Power of K: Helping Teachers Reimagine Kindergarten

When kindergarten teacher Ada Goren first attended a Power of K professional development session, she felt a profound sense of purpose. “It was like a lifeline,” she said. “It felt like something I had to do.”

Goren had just returned to teaching after an 18-year absence and had difficulty with the regimented curriculum. She agonized as she saw students fall behind and worried that her class was not designed with the needs of kindergarteners in mind. With the majority of her students coming from free-and-reduced-lunch families, she felt her lessons were tragically adding to the list of reasons why low-income students often struggle in school. “It was the worst year of teaching in my life,” said Goren.

The Power of K

The next year Ada switched to a school that introduced her to the Power of K Teacher Leader Initiative, providing her with a way to address the problem. Power of K is being supported by the Kate B. Reynolds Charitable Trust through its early childhood initiative Great Expectations,  which MDC is helping to manage. It is a two-year, professional development program for kindergarten teachers in Forsyth County and provides training and support to help teachers design developmentally appropriate lessons and learning environments, and share their practices with other teachers and administrators across the district.

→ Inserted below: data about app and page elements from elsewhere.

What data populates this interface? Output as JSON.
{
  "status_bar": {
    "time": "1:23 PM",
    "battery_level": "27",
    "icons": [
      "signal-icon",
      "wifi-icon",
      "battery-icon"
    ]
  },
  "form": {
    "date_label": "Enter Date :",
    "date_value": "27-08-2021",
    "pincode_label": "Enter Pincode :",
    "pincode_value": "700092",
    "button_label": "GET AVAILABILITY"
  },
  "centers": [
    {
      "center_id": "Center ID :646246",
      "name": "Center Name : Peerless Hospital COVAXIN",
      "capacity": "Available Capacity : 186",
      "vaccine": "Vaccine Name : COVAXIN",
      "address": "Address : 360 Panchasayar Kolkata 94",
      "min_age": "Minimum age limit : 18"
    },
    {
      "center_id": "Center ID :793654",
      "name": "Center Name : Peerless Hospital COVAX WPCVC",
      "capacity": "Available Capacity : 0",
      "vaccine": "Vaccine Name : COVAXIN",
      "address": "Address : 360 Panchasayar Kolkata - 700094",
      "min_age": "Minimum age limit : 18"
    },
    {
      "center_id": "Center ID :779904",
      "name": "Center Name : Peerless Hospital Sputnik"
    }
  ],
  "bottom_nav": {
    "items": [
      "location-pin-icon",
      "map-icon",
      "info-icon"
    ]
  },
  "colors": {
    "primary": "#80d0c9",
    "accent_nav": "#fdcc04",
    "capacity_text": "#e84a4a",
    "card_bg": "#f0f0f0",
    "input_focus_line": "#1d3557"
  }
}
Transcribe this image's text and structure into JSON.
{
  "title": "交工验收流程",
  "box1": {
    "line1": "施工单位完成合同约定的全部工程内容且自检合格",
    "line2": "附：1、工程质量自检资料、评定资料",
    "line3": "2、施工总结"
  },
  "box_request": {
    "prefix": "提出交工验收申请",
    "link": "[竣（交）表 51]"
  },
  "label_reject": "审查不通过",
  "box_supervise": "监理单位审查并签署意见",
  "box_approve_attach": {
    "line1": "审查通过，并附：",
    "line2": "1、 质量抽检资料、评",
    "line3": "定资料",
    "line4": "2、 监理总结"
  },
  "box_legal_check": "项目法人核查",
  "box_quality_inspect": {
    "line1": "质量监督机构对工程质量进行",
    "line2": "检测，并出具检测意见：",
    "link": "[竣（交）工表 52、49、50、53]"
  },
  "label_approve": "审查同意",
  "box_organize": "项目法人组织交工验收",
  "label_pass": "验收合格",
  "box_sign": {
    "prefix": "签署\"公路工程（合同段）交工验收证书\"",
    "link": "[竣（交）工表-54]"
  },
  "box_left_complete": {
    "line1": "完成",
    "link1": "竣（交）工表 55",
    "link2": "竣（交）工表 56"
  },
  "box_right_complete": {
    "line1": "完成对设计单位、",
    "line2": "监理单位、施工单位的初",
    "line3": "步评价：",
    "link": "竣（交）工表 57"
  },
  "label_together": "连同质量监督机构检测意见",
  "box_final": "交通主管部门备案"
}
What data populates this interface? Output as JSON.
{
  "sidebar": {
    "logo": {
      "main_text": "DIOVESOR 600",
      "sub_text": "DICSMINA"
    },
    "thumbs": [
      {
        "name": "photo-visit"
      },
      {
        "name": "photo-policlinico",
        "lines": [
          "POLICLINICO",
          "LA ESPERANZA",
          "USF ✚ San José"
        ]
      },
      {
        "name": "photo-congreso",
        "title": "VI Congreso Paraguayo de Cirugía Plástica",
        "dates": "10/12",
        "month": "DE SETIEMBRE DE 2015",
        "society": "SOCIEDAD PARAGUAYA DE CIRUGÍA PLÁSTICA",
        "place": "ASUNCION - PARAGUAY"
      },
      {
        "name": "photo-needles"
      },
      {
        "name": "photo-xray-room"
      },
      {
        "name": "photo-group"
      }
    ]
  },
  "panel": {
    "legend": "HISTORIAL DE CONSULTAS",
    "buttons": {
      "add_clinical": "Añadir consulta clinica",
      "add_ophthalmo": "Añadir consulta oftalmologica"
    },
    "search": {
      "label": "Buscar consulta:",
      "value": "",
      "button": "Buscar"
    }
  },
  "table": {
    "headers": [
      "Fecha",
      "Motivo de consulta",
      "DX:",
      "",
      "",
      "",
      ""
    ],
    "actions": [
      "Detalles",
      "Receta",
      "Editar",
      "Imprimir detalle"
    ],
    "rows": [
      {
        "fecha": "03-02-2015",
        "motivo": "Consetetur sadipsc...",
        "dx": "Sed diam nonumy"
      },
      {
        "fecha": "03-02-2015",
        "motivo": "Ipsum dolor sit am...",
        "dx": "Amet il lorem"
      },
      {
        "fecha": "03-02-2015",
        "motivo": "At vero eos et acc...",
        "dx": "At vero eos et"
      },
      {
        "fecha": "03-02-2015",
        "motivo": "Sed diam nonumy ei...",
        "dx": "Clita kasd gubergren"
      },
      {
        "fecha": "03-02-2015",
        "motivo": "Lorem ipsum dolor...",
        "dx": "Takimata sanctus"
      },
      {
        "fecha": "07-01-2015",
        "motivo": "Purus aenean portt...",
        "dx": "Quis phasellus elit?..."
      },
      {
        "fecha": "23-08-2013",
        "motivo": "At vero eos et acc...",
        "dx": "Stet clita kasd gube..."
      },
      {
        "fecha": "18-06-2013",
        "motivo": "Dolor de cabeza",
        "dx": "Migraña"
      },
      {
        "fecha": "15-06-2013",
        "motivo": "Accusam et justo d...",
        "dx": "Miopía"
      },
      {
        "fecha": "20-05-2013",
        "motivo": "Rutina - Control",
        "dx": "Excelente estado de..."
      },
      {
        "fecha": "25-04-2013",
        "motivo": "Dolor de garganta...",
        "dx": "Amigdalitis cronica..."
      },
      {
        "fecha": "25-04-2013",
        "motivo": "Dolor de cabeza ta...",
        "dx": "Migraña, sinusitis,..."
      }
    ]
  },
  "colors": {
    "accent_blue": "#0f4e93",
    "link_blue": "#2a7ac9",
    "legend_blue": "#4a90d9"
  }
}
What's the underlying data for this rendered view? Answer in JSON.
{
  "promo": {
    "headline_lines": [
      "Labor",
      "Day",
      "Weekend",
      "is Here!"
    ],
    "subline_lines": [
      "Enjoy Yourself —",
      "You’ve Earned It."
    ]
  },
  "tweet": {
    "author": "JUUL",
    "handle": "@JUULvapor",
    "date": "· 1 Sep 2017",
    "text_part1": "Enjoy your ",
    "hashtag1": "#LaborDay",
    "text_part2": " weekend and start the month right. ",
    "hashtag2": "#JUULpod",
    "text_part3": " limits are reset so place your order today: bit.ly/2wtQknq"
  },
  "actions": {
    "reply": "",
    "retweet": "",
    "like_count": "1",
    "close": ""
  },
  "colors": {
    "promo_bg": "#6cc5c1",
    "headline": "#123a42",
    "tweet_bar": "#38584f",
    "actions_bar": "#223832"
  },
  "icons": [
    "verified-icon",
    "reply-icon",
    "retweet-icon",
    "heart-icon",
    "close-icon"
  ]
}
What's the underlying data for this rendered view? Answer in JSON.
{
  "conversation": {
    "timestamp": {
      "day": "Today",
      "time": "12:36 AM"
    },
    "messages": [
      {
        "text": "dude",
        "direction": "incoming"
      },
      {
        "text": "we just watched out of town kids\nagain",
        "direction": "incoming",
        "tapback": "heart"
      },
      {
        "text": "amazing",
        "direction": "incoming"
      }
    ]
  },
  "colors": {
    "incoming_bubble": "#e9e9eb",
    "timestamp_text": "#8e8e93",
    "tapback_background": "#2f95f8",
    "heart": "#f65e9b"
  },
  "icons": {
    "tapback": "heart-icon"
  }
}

Shaping the classroom to help kindergarteners learn today and over time

From Goren’s perspective, preparing kindergarten students to succeed in later years begins with recognizing that they are five-years-old and they learn through play. “Kindergarteners are active learners and their brains turn off when they have to sit all day,” she said. The latest brain science backs this sentiment, showing that young children make neural connections through hands-on and child-directed activities.

For this reason, Power of K’s trainings emphasize a physical re-shaping of classrooms to put kindergarteners in a setting where they are able to learn effectively. Power of K classrooms focus on an array of activity centers—such as a block center or science center—that encourage students to articulate their own goals, carry out the work, and reflect on what they have done.

This chance for self-motivated student reflection is another goal of Power of K. When students—even as young as five—make choices about what and how they are learning, they can develop a sense of ownership and personal investment in education. “We need to teach to see themselves as learners so they continue to want to keep seeking education,” said Power of K trainer Susan Choplin.

A tool to bridge the education gap for low-income students

“There is a very different feeling when you walk into a Power of K classroom,” said Rusty Hall, principal of Old Town Elementary and Winston-Salem/Forsyth Schools Principal of the Year in 2015-16. “It is more exciting and age-appropriate.”

One hundred percent of Old Town Elementary School students participate in the free- and-reduced-lunch program and close to 95 percent are non-white, and Halls believes the Power of K approach is helping them succeed. 

“Our families cannot afford pre-K programs and the first time a child is exposed to school is kindergarten,” he says. “The sooner we get the learning process started to combat the effects of poverty on brain development, the better off they are.”

Growing the movement

As a trainer for Power of K, Choplin runs a demonstration classroom at Walkertown Elementary School—and teachers and principals are flocking to observe her developmentally appropriate techniques. Over the past year, she’s received over 100 visitors.

Choplin happily digs into the details of her methods with teachers, but always shares that she doesn’t have all the answers. Her classroom is about learning in the broadest sense: students learn about their roles in their own education and teachers learn to adapt to their students’ needs. In a way, this collaborative learning environment is a lesson in cross-generation civics, giving everyone in the classroom---from age 5 to adulthood—a chance to see that interacting in a community takes personal investment, practice, and patience.

Now, Choplin says, the most common question she receives from other teachers is, “How do I get started?”